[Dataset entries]
____________

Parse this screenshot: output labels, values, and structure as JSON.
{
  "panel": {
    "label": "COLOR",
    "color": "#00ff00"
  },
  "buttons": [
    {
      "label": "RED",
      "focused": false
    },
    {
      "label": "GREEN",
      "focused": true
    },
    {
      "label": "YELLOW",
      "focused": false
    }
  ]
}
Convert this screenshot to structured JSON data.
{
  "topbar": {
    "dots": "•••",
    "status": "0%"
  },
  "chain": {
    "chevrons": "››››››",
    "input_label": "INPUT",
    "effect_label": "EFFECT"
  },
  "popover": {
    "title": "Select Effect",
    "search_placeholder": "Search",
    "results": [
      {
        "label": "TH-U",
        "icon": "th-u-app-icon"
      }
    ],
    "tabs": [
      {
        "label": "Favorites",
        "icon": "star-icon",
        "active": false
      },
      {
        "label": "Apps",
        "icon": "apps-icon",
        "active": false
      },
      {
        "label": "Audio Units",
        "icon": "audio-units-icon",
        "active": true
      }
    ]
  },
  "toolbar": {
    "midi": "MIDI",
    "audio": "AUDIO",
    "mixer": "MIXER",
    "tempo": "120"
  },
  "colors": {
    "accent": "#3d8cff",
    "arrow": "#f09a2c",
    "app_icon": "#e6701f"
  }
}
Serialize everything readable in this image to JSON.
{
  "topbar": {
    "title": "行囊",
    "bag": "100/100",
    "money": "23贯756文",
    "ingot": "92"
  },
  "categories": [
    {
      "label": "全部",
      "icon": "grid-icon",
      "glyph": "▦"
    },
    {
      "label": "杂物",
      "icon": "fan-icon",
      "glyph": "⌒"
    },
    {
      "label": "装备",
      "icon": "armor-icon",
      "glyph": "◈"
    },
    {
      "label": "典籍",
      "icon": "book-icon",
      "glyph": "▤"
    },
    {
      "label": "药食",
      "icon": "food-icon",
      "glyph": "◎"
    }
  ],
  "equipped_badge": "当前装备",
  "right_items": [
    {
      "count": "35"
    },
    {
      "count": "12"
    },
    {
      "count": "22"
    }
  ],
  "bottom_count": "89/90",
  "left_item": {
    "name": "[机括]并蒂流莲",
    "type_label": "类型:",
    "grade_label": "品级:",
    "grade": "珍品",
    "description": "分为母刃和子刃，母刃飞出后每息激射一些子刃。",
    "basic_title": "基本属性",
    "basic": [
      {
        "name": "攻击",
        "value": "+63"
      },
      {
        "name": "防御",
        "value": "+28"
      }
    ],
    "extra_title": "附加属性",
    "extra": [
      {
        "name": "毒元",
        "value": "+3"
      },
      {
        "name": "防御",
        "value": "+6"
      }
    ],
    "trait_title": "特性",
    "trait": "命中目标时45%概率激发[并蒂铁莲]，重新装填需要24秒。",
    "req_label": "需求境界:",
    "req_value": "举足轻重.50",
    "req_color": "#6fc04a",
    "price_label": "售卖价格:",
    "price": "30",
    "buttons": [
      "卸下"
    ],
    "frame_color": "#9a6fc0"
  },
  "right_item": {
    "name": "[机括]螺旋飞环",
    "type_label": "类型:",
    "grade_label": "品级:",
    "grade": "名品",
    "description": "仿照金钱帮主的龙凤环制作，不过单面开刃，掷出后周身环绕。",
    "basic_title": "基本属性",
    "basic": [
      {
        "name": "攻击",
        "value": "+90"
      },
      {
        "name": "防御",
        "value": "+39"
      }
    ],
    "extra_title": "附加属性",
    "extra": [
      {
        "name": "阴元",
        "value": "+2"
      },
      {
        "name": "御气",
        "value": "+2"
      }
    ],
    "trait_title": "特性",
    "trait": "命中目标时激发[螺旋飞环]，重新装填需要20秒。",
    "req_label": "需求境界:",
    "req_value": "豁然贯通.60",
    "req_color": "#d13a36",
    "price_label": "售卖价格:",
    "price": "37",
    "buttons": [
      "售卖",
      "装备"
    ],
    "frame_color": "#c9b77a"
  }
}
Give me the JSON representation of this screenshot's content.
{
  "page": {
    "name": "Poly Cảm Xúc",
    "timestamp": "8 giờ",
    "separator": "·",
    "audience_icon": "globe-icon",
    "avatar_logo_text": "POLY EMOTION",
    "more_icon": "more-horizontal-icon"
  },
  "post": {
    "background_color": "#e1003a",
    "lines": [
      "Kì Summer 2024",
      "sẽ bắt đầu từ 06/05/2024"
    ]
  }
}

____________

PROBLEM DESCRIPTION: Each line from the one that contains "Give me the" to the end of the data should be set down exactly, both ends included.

OUTPUT FOR THIS TASK:
Give me the JSON representation of this screenshot's content.
{
  "page": {
    "name": "Poly Cảm Xúc",
    "timestamp": "8 giờ",
    "separator": "·",
    "audience_icon": "globe-icon",
    "avatar_logo_text": "POLY EMOTION",
    "more_icon": "more-horizontal-icon"
  },
  "post": {
    "background_color": "#e1003a",
    "lines": [
      "Kì Summer 2024",
      "sẽ bắt đầu từ 06/05/2024"
    ]
  }
}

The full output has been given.